_EXTRACTED ENTRIES_:
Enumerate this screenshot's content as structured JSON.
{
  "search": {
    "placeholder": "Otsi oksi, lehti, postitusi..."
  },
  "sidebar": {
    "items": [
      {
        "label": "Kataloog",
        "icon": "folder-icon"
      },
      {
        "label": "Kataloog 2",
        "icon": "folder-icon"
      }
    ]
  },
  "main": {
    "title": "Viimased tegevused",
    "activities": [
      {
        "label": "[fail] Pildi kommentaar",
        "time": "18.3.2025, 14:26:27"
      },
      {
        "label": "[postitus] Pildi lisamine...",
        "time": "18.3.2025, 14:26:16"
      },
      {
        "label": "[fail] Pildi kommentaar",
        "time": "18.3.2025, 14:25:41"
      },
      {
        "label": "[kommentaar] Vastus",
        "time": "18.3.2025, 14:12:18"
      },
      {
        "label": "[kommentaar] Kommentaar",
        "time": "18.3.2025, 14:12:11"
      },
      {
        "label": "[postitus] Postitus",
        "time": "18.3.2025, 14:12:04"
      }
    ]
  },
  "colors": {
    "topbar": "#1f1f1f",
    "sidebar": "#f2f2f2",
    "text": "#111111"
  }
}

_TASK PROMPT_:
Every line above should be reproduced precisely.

_WRITTEN REPLY_:
Enumerate this screenshot's content as structured JSON.
{
  "search": {
    "placeholder": "Otsi oksi, lehti, postitusi..."
  },
  "sidebar": {
    "items": [
      {
        "label": "Kataloog",
        "icon": "folder-icon"
      },
      {
        "label": "Kataloog 2",
        "icon": "folder-icon"
      }
    ]
  },
  "main": {
    "title": "Viimased tegevused",
    "activities": [
      {
        "label": "[fail] Pildi kommentaar",
        "time": "18.3.2025, 14:26:27"
      },
      {
        "label": "[postitus] Pildi lisamine...",
        "time": "18.3.2025, 14:26:16"
      },
      {
        "label": "[fail] Pildi kommentaar",
        "time": "18.3.2025, 14:25:41"
      },
      {
        "label": "[kommentaar] Vastus",
        "time": "18.3.2025, 14:12:18"
      },
      {
        "label": "[kommentaar] Kommentaar",
        "time": "18.3.2025, 14:12:11"
      },
      {
        "label": "[postitus] Postitus",
        "time": "18.3.2025, 14:12:04"
      }
    ]
  },
  "colors": {
    "topbar": "#1f1f1f",
    "sidebar": "#f2f2f2",
    "text": "#111111"
  }
}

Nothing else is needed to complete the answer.